//Crossposted from North Texas Daily
by Xavier Spurlock
The recently founded UNT chapter of the Secular Student Alliance, which intends to fill a void for atheist students who feel underrepresented on campus, covers topics related to atheism including separation of church and state or street epistemology in their meeting and plan on increasing their visibility this semester.
Madison Shelley, a masters student studying public administration, started the Secular Student Alliance last October after unsuccessfully seeking out an atheist group to join on campus.
“I wanted to see if there were any groups dedicated to atheist students, and when I wasn’t able to find one I saw the need to step up and get the group going,” Shelley said. “I think it’s important for the university to have a space for people with secular viewpoints to converse openly with others of similar beliefs.”
Most of the 10 members said they were seeking out a place at UNT for people with beliefs similar to their own.
Behavior analysis student Nicolas Taliaferro, 20, coincidentally attempted to contact the Secular Student Alliance to join the UNT chapter just a few days after Shelley’s application was accepted.
“One day, I started searching for a secular group at UNT and couldn’t find one,” Taliaferro said. “So I started applying to the [Secular Student Alliance] to see if we could make one. I heard back from them the next day, telling me that Madison had began trying to start the group literally three or four days before I looked it up.”
The Secular Student Alliance is a national nonprofit organization with approximately 304 chapters at both an high school and college level. The alliance “empowers secular students to proudly express their identity, build welcoming communities, promote secular values, and set a course for lifelong activism,” according to their website.
As part of their efforts to increase involvement this semester, the group plans to incorporate street epistemology—the study or a theory of the nature and grounds of knowledge especially with reference to its limits and validity—around campus and set up a table alongside other organizations.

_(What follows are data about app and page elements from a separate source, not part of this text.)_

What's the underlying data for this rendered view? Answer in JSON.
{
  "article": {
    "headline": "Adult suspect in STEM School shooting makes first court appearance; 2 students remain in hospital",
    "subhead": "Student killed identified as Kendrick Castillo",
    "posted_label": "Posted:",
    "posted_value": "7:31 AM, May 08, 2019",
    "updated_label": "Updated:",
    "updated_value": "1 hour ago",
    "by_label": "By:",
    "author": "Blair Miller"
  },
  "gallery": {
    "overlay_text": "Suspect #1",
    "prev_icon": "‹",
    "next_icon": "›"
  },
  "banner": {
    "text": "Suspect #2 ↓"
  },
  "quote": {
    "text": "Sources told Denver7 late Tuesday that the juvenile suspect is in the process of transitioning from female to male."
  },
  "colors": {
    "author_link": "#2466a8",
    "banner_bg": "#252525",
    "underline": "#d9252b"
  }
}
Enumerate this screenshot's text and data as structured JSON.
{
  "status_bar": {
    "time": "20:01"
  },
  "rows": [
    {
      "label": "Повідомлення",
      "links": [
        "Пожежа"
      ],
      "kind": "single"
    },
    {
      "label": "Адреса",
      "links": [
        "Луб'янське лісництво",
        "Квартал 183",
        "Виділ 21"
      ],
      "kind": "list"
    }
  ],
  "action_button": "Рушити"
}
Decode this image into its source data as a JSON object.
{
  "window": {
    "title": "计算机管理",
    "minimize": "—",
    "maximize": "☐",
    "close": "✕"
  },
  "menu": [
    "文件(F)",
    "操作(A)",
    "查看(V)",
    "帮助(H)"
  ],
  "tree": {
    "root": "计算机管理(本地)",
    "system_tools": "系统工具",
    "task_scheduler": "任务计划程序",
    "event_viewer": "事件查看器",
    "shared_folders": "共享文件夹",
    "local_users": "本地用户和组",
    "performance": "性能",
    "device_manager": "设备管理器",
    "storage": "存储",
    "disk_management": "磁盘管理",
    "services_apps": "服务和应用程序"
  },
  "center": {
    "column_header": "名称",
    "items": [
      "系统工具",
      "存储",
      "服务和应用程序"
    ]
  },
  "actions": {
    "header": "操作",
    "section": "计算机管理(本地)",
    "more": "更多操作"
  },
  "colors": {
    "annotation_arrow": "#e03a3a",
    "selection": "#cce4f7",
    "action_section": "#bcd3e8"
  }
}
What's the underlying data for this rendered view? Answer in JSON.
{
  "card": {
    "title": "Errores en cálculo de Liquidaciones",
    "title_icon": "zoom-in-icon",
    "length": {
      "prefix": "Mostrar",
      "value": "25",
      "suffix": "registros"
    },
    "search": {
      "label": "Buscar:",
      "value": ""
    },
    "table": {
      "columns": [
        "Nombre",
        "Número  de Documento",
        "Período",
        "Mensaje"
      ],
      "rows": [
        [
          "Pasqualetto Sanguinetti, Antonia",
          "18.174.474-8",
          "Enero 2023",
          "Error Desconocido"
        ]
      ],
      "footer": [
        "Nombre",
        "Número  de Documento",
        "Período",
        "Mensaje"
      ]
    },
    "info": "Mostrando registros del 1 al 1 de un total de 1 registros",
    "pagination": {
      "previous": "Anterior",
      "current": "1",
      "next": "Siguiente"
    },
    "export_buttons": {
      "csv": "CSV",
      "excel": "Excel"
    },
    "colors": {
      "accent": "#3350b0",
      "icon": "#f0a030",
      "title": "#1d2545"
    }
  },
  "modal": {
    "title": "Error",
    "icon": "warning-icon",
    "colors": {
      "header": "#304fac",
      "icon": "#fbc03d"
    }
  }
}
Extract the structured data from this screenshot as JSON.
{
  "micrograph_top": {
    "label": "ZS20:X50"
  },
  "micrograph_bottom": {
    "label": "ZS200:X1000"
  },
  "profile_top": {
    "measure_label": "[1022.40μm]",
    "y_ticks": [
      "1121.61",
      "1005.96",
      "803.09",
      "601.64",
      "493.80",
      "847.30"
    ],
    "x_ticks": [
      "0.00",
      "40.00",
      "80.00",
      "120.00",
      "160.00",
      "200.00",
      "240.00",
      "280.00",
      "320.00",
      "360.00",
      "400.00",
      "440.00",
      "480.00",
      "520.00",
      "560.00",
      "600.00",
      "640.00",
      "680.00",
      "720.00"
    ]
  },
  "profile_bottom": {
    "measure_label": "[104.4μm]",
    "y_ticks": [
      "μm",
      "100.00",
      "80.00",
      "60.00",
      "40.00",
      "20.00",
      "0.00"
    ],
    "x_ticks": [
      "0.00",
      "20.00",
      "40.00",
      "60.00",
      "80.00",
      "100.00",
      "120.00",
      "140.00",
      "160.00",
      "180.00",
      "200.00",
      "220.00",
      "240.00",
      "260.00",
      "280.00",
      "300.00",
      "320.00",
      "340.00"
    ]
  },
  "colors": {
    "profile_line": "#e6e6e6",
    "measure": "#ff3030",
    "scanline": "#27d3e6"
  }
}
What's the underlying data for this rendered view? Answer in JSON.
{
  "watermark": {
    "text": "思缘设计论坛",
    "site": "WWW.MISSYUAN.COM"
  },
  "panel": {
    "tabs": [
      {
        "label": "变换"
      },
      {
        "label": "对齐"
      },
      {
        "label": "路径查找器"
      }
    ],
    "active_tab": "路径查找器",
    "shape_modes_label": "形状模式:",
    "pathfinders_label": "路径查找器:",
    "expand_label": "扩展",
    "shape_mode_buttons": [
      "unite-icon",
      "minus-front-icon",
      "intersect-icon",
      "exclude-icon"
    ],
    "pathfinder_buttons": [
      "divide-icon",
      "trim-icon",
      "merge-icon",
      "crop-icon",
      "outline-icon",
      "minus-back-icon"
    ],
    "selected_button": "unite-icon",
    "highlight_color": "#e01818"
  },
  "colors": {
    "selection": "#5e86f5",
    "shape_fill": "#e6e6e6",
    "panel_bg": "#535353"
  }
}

“We want to abolish the negative connotations and stereotypes often associated with atheists and we are also looking into volunteer events to give back to the community,” Shelley said. “In the future, we’re hoping to establish a lecture series and possibly even facilitate a debate here at the university.”
With approximately 36 religious groups on campus, the Secular Student Alliance members said they felt UNT did not have a place for people with similar ideologies.
Marketing junior Will Boss said he recalled not being able to join groups based on his beliefs.
“[I’ve been] at the school for two years now [and seen] a lot of other religious campus organizations have huge events that go on on campus,” Boss said. “They have a bunch of events and a lot of members and I just remember thinking that’s something I can’t, in good conscience, be a part of. I wished there was some kind of group that had ideals that lined up with my own.”
Last semester, the group discussed looking into volunteer events to give back to the community, throwing Secular Student Alliance based events and potentially establishing a lecture series as well as facilitating a structured debate at the university.
“We are officially recognized as an organization by the National SSA,” Shelley said. “We are still working to become an official student organization here at UNT. The only thing we lack is a faculty adviser.”
Despite not being an official university organization yet, Shelley said the group plans to use their resources and connections to the national group to develop a sustaining atheist organization that lasts at the university after they have all graduated.
“Ensuring continuity is a difficult task for any organization, but we want to try our best to grow our presence on campus because the more members we have, the more of a chance we have to keep the program going,” Shelley said. “A lot of the time people are hesitant to come forward as an atheist because they don’t want to be labeled or misrepresented, so if we show that it’s perfectly normal to be secular, hopefully they will feel comfortable enough to be open about their atheism.”